Coaching Change: Money Matters Though it may have required letting go of one of Virginia Tech's best coaches, athletic director Jim Weaver might have figured out a way to make women's basketball a revenue-producer after all. Now, that's not to say Weaver wanted to see Bonnie Henrickson, Tech's former women's basketball coach, leave Blacksburg to take the job at Kansas in late March. Henrickson led the Hokies to seven consecutive 20-plus-win seasons and postseason tournaments in all of those years. She is considered one of the brightest coaches in the business. But the laws of economics made her special, too. Kansas had to pay a $523,000 buyout — the equivalent of three years of Henrickson's deal at Virginia Tech — to get Henrickson for the Jayhawks. Short of the kind of money Tennessee and Connecticut might be willing to pay to continue the success of the women's basketball programs on those campuses, that's an unheard-of buyout for any university to shell out for the right to hire a women's basketball coach.

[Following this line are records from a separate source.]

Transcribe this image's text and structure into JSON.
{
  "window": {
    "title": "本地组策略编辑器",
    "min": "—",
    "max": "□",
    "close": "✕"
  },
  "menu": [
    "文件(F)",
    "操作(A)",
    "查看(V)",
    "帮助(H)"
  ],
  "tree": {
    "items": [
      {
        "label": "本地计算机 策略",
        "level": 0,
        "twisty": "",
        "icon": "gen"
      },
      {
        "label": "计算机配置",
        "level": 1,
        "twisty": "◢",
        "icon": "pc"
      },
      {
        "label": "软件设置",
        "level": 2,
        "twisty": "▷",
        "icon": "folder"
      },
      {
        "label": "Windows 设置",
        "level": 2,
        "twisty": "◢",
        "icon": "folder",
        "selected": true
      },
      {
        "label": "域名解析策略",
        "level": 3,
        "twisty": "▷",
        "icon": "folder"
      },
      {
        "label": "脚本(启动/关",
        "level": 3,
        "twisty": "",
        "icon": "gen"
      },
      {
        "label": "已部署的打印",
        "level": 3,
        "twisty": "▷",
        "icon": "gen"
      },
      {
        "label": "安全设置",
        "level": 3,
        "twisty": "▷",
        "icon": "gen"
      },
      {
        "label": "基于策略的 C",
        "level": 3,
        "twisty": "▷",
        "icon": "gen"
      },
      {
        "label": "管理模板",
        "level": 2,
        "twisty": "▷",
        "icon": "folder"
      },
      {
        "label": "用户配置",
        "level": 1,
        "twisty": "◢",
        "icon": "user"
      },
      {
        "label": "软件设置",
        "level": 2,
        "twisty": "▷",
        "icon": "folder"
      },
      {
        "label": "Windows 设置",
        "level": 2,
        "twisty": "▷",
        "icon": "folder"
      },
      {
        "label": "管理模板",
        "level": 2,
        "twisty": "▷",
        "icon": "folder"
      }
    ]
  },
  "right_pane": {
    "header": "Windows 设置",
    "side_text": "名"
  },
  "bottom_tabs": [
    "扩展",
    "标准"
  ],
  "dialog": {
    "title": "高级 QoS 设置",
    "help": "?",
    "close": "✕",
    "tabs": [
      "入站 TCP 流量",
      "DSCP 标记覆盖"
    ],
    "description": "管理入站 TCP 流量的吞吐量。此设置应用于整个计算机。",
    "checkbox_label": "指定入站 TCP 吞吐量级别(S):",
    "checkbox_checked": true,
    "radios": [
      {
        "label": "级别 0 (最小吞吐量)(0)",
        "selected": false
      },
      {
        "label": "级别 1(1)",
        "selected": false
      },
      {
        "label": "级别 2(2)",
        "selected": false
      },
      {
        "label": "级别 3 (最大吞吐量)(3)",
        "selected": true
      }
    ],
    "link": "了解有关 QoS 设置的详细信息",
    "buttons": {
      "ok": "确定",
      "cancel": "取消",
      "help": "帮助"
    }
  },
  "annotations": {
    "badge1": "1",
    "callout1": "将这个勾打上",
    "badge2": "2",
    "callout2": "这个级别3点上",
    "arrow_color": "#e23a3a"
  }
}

With $4.5 million in conference entrance and exit fees to pay, plus a $50 million football stadium expansion project in full swing, it stands to reason that Virginia Tech could use an extra half-million dollars right now. Did it come at the expense of losing Henrickson? To Weaver's credit, he said efforts were made to renegotiate Henrickson's contract after Kansas made her an offer. Yet Weaver indicated that Henrickson already had made up her mind to leave. Plus, Weaver attempted to make life more comfortable for Henrickson and her staff in recent years, providing the head coach in 2002 with a $500,000 annuity (payable if she remained at Virginia Tech for 10 years) plus raises for her assistants and an increased recruiting budget.

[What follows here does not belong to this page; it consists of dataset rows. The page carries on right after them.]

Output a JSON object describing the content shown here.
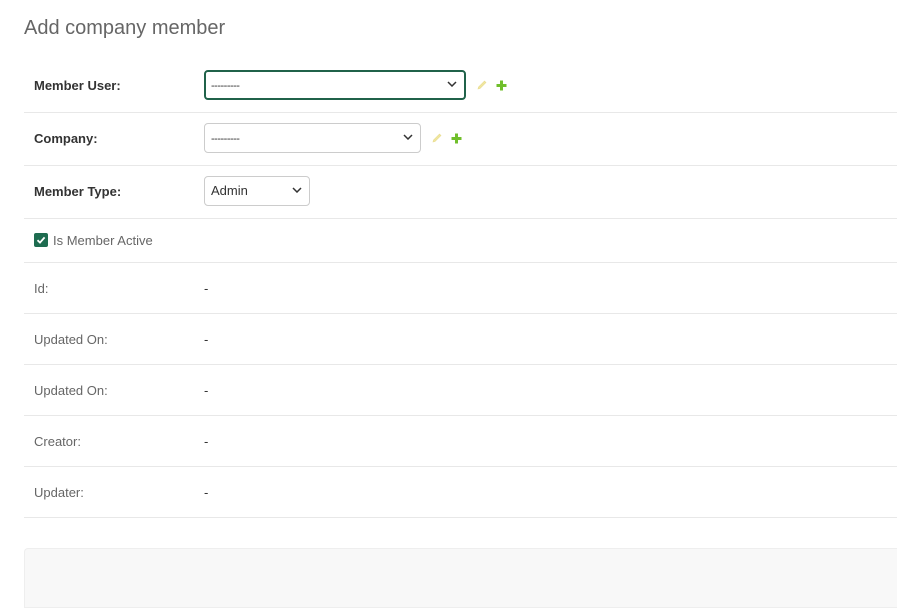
{
  "page": {
    "title": "Add company member"
  },
  "form": {
    "member_user": {
      "label": "Member User:",
      "value": "---------"
    },
    "company": {
      "label": "Company:",
      "value": "---------"
    },
    "member_type": {
      "label": "Member Type:",
      "value": "Admin"
    },
    "is_member_active": {
      "label": "Is Member Active",
      "checked": true
    },
    "readonly": [
      {
        "label": "Id:",
        "value": "-"
      },
      {
        "label": "Updated On:",
        "value": "-"
      },
      {
        "label": "Updated On:",
        "value": "-"
      },
      {
        "label": "Creator:",
        "value": "-"
      },
      {
        "label": "Updater:",
        "value": "-"
      }
    ]
  },
  "icons": {
    "edit": "pencil-icon",
    "add": "plus-icon",
    "dropdown": "chevron-down-icon",
    "check": "checkmark-icon"
  },
  "colors": {
    "accent": "#20624a",
    "checkbox": "#1e6c50",
    "add_icon": "#70bf2b",
    "edit_icon_disabled": "#f0e6a0",
    "title": "#666666"
  }
}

Weaver moved quickly to find Henrickson's replacement, hiring Beth Dunkenberger from Western Carolina less than two weeks after Henrickson's departure. Henrickson did not return phone calls regarding her move to Kansas, but sources within Tech's athletic department said her primary interests in going to Kansas were helping her three assistant coaches upgrade their salaries again (all three will be earning $90,000 per year at Kansas) and having an even better recruiting budget. To call Henrickson's departure from Virginia Tech a purely money-driven development may not be altogether true. It has been speculated that Henrickson was unhappy with the amount of financial resources and effort given to promoting the men's basketball program by Tech's athletic department, considering that the women's team carried the reputation of the entire basketball program for almost a decade.

Then again, Henrickson is nobody's fool. Let's not forget she's going to work for Kansas athletic director Lew Perkins, who when he was the AD at UConn in 2000 re-worked women's basketball coach Geno Auriemma's contract so he would earn $2.95 million over five years. But whether Henrickson's decision had everything to do with money or not, the $523,000 she helped bring to Tech's athletic department by leaving already has been put to good use. Dunkenberger and the three assistants she is bringing with her from Western Carolina, plus likely a fourth person yet to be hired, together will earn a total of $440,000 in their first year at Tech. In essence, the buyout for Henrickson paid for a year of salaries, bonuses and perks for a new head coach and assistants, with money to spare. In the long run, Henrickson's contributions to Tech will reach far beyond wins and losses. At the end, she even helped Weaver crunch his athletic department's budget.